Additionally, remember that just about every handy spray you could pack is going to be extremely drying. There are some injuries, namely burns, where this will actually slow the healing process and could even cause further damage. If you’re not confident in your ability to distinguish between degrees of burns, please just put the spray away and use cold, clean water until you can see a trained medic.
5. Echinacea and Vitamin C
Whatever works for you at home when you’re starting to come down with a cold—pack it. And pack enough to share. If you’re traveling with kids, take extra.
I also really love Rescue Remedy for everything from emotional exhaustion to the beginnings of a head cold. Keep in mind the little things that make you comfortable when your body needs to fight off sickness and consider bringing a few bags of your favorite tea (or try out this tea made simply from ginger crystals and boiling water).
6. Aloe Vera
If you’re headed off to sunnier lands, you may have already thought to pack a bottle of aloe, but keep in mind that severe sun burns can quickly develop into more serious complications past that initial discomfort. If you do find yourself or someone in your party complaining of sunburns still hot to the touch, it’s important to take seriously that a day in the sun can raise body temperature and lead to heat stroke. Help your burns heal in between sunbathing sessions by slathering on the aloe at night and drinking plenty of water.
I love to mix aloe with lavender for its cooling effect and with some (fresh!) St. John’s Wort to help sooth the skin. A tincture of St. John’s Wort is also a fabulous thing to have on hand for longer trips if you’re prone to anxiety or mild depression. This plant-based supplement acts as a mood stabilizer when taken internally with water and when applied to the skin, it can can be useful to calm rashes and bug bites in addition to sun burns.
No shocker here—a headache can really ruin a day of sightseeing. Most headaches are caused by stress or dehydration, so double your water intake and consider popping an aspirin if the pain is hindering your ability to function. While there’s something to be said to avoiding pain relievers as a preventative measure in itself, it’s is often not the best time to ‘try and tough it out’ while you’re traveling. If you’re in a new place, you want to be on your game and fully awake and aware. If you choose a different pain reliever, make sure it’s non-drowsy to avoid compounding jet lag and losing a day (or three).

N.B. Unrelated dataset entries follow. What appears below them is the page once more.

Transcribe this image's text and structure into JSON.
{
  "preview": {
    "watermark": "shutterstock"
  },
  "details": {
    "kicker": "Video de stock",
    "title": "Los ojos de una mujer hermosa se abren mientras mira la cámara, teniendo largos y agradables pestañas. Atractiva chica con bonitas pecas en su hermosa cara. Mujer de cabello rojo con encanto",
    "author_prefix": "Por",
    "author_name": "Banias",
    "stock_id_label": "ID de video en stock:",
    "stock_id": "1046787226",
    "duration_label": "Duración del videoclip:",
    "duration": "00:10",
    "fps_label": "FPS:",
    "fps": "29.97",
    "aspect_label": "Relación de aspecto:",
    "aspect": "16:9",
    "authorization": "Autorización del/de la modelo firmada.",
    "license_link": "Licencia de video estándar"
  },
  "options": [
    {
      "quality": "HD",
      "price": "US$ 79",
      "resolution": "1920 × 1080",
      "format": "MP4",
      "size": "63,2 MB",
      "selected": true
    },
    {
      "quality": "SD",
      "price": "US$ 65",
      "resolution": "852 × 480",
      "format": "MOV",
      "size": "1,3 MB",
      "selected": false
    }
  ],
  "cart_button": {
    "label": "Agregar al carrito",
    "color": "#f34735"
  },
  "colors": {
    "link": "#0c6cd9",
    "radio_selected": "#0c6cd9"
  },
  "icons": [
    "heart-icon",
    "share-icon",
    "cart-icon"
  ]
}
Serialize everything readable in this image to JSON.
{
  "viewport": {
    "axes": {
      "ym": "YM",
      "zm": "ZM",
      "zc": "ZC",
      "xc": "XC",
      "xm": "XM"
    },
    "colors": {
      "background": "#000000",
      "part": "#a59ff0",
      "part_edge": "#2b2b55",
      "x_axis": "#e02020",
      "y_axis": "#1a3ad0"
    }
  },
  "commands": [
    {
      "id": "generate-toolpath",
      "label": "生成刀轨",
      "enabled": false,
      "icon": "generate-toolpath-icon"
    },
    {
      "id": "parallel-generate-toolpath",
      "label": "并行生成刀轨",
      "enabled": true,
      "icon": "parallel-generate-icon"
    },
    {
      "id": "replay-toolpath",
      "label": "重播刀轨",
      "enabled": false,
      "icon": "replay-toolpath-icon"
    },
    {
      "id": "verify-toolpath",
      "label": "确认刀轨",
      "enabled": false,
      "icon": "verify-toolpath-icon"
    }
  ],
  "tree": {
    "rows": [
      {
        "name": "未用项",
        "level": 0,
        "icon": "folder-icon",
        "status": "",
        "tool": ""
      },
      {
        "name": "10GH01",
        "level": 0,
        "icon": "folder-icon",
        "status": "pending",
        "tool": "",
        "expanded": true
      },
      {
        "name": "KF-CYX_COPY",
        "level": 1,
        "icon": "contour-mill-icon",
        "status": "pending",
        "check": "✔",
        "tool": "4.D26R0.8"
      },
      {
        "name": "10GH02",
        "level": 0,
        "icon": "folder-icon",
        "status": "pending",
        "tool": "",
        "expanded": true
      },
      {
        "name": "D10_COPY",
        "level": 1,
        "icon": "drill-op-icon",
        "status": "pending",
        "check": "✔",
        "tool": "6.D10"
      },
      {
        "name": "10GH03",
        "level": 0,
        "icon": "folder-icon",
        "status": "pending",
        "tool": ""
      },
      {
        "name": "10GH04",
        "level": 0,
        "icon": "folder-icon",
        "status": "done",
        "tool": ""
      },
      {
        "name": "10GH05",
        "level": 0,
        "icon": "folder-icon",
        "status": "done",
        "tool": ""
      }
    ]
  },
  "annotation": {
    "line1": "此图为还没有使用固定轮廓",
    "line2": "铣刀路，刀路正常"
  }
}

Aspirin is my go-to and its easy to find small doses to avoid taking too much. You can also crush it up in water to apply topically in a compress. As magical as it is, though, remember that aspirin is a blood thinner. Always communicate to a medical professional if you’ve been taking it and try to keep track of the dosage you’re taking.
8. Probiotics and anti-nausea pills
There are lots of options for non-refrigerated probiotic supplements (again—check those expiration dates!) and if you’re going to be eating adventurously, you might be glad you have a back-up plan. Travel can be extremely stressful for even the most seasoned wanderer, so don’t be too surprised if you have some stress-induced nausea even if you’re not feeling particularly out of your element.
Ginger candies can serve for everything from nausea to mild altitude sickness and ginger is also high in vitamins to help bolster your immune system (this is an excellent opportunity to take another quick look at that tea I mentioned earlier). Peppermint chewing gum is also a great way to calm nerves and settle an upset stomach.
Outfitted with a Travel First Aid Kit and a few supplementary necessities, you’ll be ready to take care of the common ailments encountered while traveling. Doing your research and packing carefully will free up your mind to focus on more important things. Once you’ve packed your kit, you can confidently forge into the great wide world ready to experience all of the highs, and fight off any low, that may come with it.